Treatment of Raynaud's at Home
You can control your condition by following these steps:
- Refrain from smoking and staying around people who are smoking. Your blood vessels may constrict, lowering the temperature of your skin.
- Exercises will improve your blood circulation. Consult our rheumatology hospital in Hyderabad before beginning an outdoor workout in the cold if you have secondary Raynaud's.
- Controlling stress could reduce the number of episodes.
- Maintain a steady temperature by avoiding transitioning quickly from a cool to a warm environment. Stay away from the grocery store's frozen food aisle as much as possible.

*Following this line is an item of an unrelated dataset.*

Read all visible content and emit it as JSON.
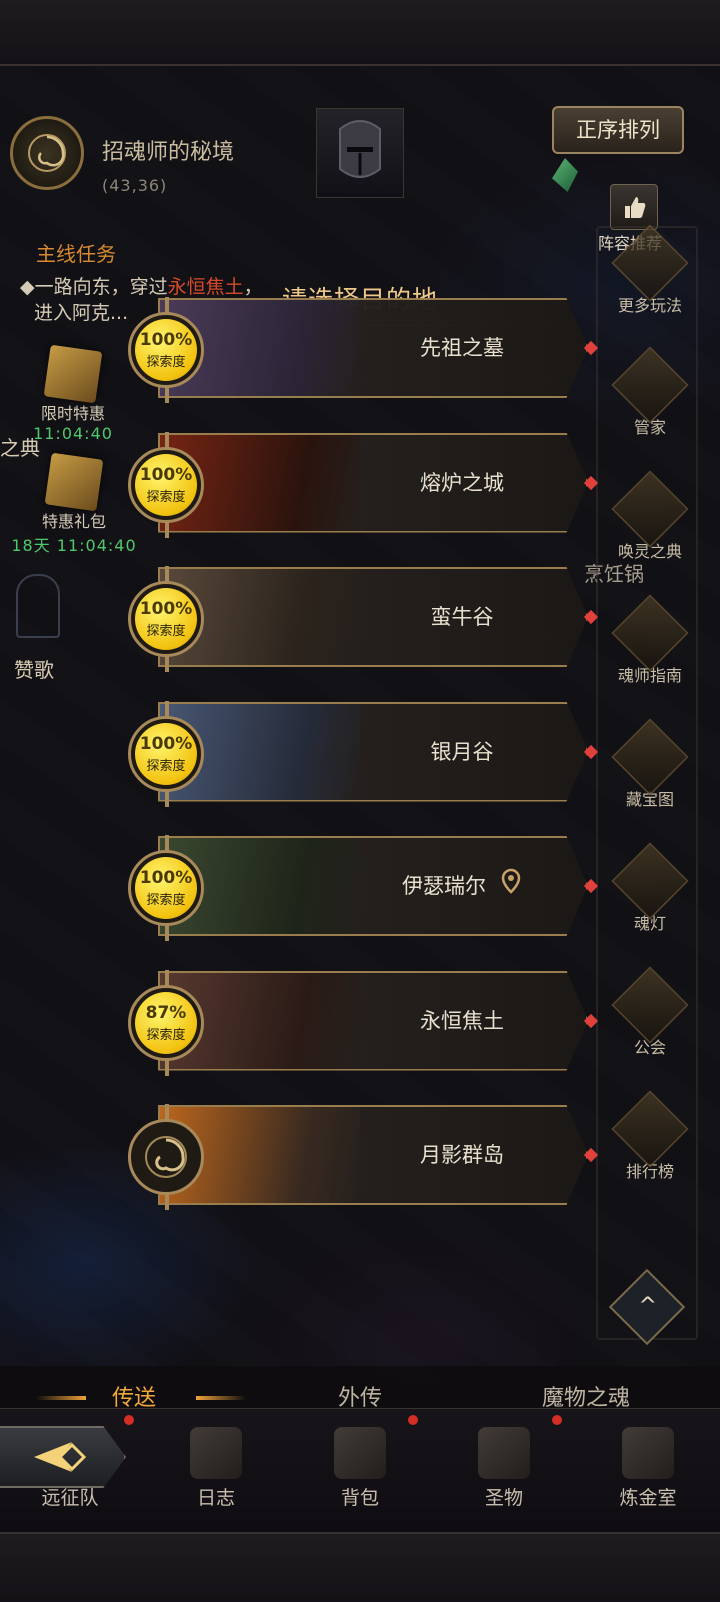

- Be prepared for the cold by donning layers, gloves and thick socks. Purchase chemical hand warmers, gloves and sock warmers.
- Steer clear of the following drugs, which cause narrowing of your blood vessels:
- phenylephrine-containing decongestants, diet pills, ergotamine-containing migraine treatments, ephedra-containing herbal remedies and the blood pressure medication clonidine (Catapres).
- When you sense an attack coming on, soak your hands or run warm water over them.
1. What disorder is most commonly associated with Raynaud's phenomenon?
Buerger disease, lupus, CREST syndrome and scleroderma.
2. Who is most likely to get Raynaud's disease?
It usually occurs in people who are younger than 30 years of age.
3. What are the long-term effects of Raynaud's syndrome?
Ulcers, tissue death and scarring
4. Does Raynaud's affect the brain?
Raynaud's syndrome could be an indicator of chronic cerebral ischaemia.
5. Is Raynaud's syndrome considered an autoimmune disease?
Scleroderma or lupus are two autoimmune diseases that can cause Raynaud's phenomenon.